> What is being asked
Every line that contains the word "content" is to be copied from the listing.
• • •
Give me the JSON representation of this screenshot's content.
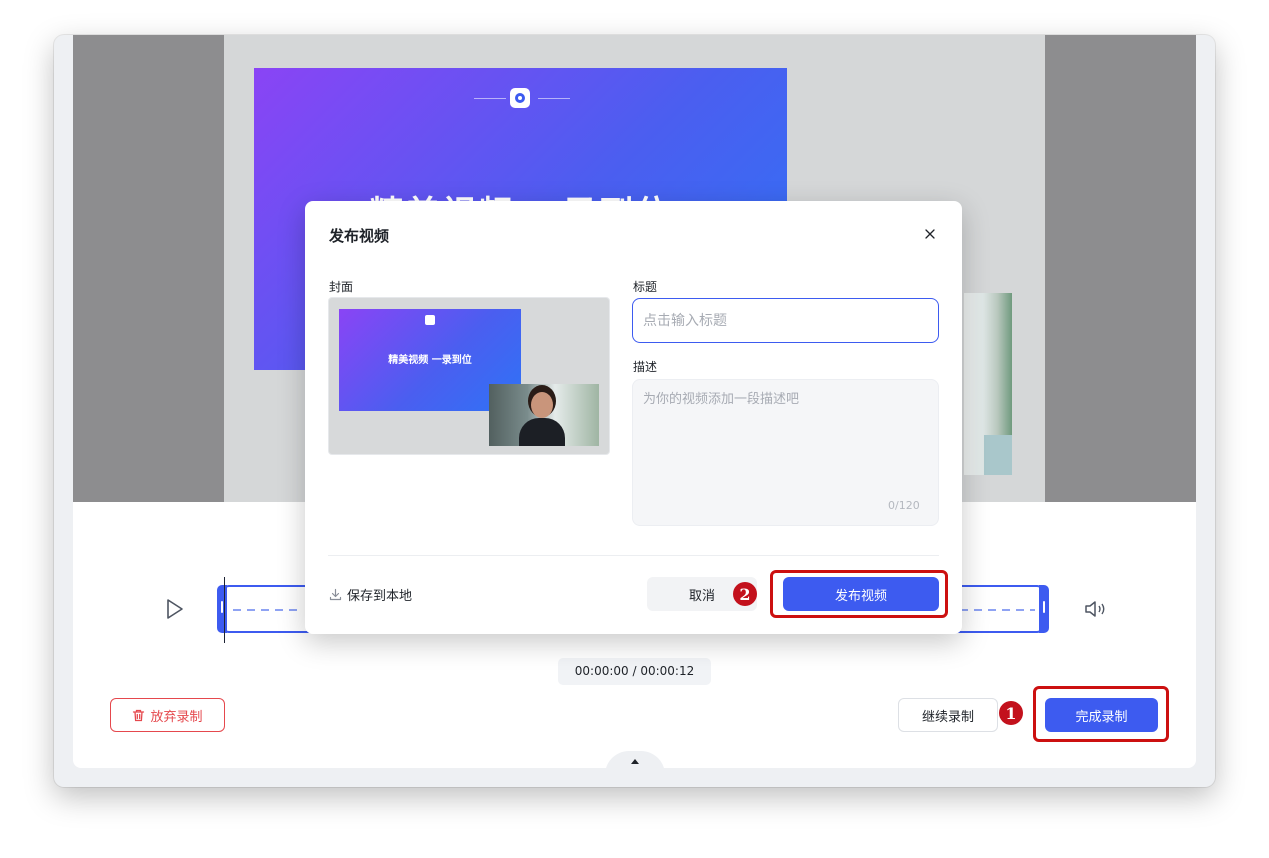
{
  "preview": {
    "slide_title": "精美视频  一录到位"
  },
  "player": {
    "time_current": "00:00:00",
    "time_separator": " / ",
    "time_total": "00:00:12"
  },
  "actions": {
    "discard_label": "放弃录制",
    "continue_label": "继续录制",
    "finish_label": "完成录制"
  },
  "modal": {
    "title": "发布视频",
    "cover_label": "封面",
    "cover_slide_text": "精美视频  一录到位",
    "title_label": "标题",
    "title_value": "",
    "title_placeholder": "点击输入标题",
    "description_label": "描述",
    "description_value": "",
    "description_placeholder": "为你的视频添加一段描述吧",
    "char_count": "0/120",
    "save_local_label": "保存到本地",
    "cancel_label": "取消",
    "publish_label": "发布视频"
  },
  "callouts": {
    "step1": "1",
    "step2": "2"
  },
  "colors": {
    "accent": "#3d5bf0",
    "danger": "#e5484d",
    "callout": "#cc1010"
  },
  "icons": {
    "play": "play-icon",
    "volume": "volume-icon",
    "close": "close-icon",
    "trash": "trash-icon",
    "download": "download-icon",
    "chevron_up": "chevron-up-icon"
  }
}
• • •
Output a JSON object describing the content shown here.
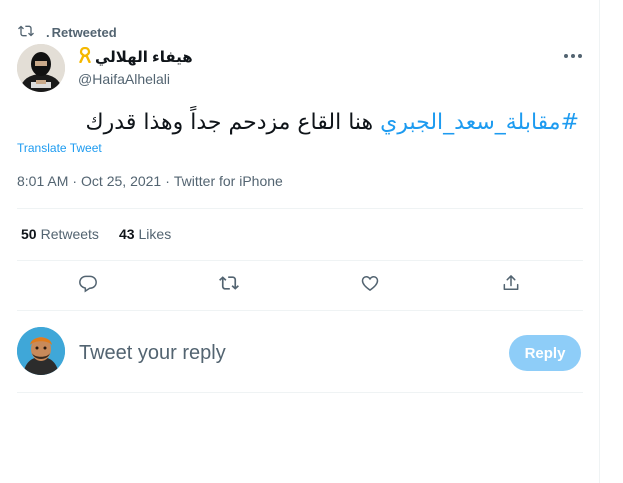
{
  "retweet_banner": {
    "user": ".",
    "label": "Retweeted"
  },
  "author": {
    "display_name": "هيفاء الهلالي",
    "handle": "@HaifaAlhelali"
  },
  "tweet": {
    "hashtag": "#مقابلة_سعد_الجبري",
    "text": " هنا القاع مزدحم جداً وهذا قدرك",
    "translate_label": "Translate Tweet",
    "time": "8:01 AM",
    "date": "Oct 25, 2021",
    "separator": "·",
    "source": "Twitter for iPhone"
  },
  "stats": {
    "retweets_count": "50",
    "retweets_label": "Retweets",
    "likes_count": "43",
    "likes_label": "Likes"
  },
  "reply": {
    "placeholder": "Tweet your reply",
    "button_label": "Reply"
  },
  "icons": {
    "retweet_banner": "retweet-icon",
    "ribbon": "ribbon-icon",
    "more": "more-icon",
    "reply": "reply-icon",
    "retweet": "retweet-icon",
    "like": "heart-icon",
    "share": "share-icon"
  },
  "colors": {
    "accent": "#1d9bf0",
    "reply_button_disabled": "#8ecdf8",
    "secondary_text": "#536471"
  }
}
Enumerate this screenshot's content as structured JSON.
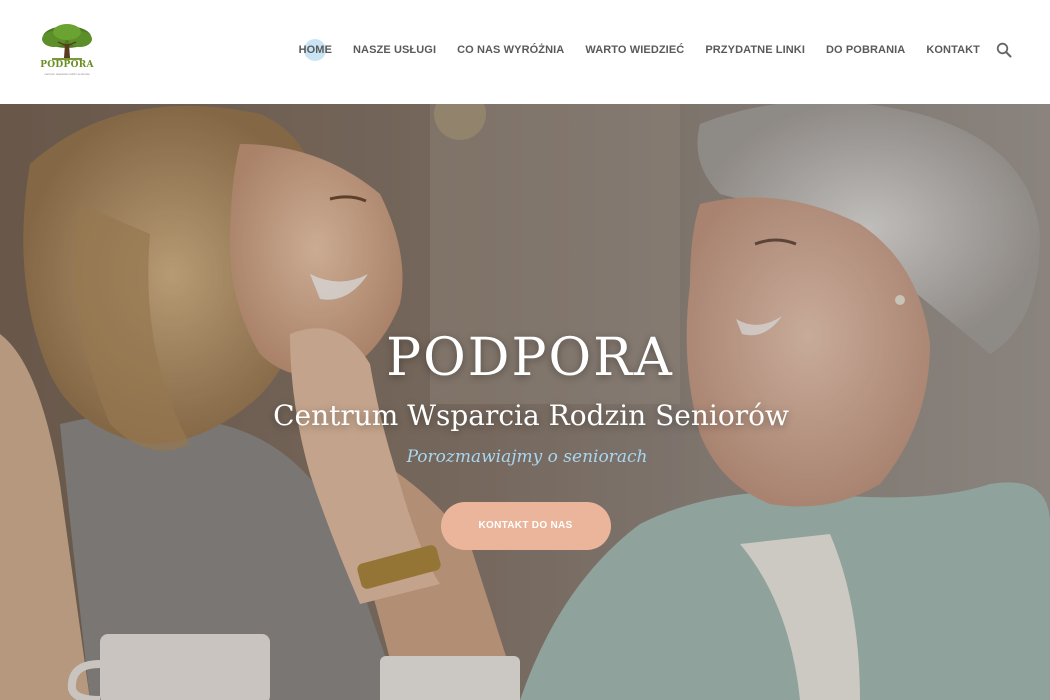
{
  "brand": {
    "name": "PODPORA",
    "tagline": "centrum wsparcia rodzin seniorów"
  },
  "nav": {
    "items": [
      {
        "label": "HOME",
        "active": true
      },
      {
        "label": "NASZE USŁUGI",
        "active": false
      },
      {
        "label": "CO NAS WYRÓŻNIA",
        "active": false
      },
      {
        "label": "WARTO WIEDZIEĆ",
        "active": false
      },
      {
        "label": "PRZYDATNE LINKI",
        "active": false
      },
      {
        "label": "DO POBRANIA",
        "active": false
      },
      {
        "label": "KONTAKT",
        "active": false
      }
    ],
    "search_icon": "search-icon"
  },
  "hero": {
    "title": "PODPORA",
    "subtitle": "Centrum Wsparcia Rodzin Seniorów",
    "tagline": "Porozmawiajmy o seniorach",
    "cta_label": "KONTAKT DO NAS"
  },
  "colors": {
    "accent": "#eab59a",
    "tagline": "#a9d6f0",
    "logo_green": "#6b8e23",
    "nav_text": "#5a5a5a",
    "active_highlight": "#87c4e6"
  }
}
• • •
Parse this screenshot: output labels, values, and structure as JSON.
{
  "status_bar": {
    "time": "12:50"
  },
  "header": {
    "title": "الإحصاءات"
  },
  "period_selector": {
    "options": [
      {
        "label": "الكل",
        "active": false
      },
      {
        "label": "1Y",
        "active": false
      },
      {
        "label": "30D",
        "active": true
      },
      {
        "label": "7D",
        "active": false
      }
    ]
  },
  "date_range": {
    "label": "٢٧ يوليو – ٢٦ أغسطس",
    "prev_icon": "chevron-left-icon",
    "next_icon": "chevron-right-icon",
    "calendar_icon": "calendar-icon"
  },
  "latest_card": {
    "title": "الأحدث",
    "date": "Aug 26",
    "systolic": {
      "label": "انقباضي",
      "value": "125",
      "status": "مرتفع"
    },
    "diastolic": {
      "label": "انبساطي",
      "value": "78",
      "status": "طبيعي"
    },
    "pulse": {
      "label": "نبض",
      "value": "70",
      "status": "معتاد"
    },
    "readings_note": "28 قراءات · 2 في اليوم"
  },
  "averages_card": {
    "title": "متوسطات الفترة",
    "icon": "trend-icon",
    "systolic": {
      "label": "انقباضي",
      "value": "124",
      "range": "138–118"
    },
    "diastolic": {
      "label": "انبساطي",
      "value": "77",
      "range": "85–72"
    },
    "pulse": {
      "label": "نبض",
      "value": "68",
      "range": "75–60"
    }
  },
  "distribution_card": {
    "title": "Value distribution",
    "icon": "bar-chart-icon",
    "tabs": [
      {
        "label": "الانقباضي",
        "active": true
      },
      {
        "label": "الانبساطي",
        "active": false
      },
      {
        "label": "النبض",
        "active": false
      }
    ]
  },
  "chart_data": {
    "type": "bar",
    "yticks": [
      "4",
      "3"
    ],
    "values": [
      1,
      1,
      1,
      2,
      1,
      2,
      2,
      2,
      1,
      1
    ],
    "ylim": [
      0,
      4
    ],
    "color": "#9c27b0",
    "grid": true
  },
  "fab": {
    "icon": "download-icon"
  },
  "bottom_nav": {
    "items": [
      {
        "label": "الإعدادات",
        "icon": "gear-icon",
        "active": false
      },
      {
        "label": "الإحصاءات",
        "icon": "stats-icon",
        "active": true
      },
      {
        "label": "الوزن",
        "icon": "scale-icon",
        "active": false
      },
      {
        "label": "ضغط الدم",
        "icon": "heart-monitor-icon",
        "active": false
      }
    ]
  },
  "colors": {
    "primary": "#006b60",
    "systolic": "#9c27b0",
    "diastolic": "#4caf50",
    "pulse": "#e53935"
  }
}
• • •
> Task solution
Give me the JSON representation of this screenshot's content.
Output a JSON object describing the content shown here.
Enumerate this screenshot's content as structured JSON.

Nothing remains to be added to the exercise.